chmod ugo+r file
Add (
+
) owner (
u
), group (
g
) and other users (
o
) read (
r
) permis­sions to
file
chmod 644 file
Set
file
mode to absolute permission mode
644
Symbolic links
A symbolic links is a file that points to another file or a directory
ln -s target linkname
Create a symbolic link from
target
to
linkname

Archiving and Compre­ssing Files

gzip file
Compress
file
to
file.gz
gunzip file.gz
or
gzip -d
Uncompress
file.gz
and remove the suffix
tar cf archiv­e.tar file1 file2
Create (
c
) an archive name (
f
)
archiv­e.tar
contains
file1
,
file2
tar xf archiv­e.tar
Unpack (
x
)
archiv­e.tar
tar tf archiv­e.tar
List the contents (
t
) of
archiv­e.tar
gunzip -c file.tar.gz | tar xf -

zcat file.tar.gz | tar xf -

tar zxf file.tar.gz
Unpack compressed archive
file.t­ar.gz
gunzip -c
uncomp­resses archive then sends the result to standard output.
tar xf -
uses standard input instead of a given filename.

Some subdir­ect­ories in root

/bin
Contains ready-­to-run programs including most of the basic Linux commands
/dev
Contains device files
/etc
Core system config­uration directory that contains the user password, boot, device, networ­king, and other setup files
/home
Holds personal direct­ories for regular users
/lib
Holds library files
/proc
Provices system statistics
/sys
Provides a device and system interface
/sbin
Place for system management programs
/tmp
Storage area for temporary files
/usr
Other bulk of Linux system
/var
Where programs record runtime inform­ation
/boot
Contains kernel boot loader files
/media
A base attachment point for removable media
/opt
This may contain additional third-­party software
/vmlinuz

or
/boot/vmlinuz
Kernel location
The reason that the root directory does not contain the complete system but other parts stored in
/usr
is primarily histor­ic—in the past, it was to keep space requir­ements low for the root
       
 

Comments

No comments yet. Add yours below!

Add a Comment

Your Comment

Please enter your name.

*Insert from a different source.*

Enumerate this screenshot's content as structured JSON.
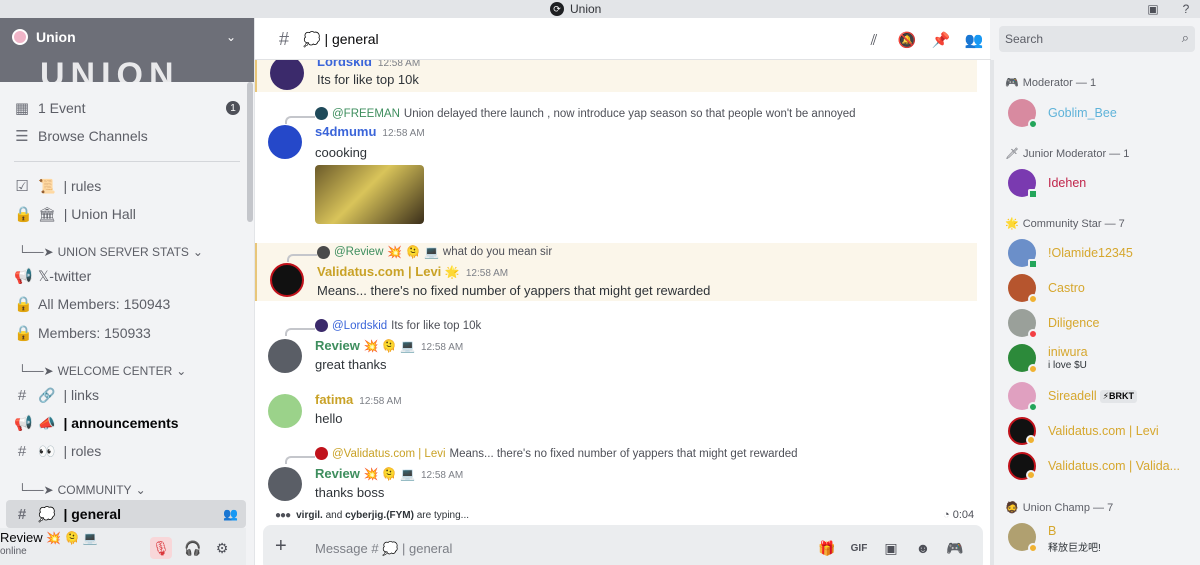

    Please enter your email address

      Please enter your Comment.

          Related Cheat Sheets

          Linux Command Line Cheat Sheet
          bash Shortcuts Cheat Sheet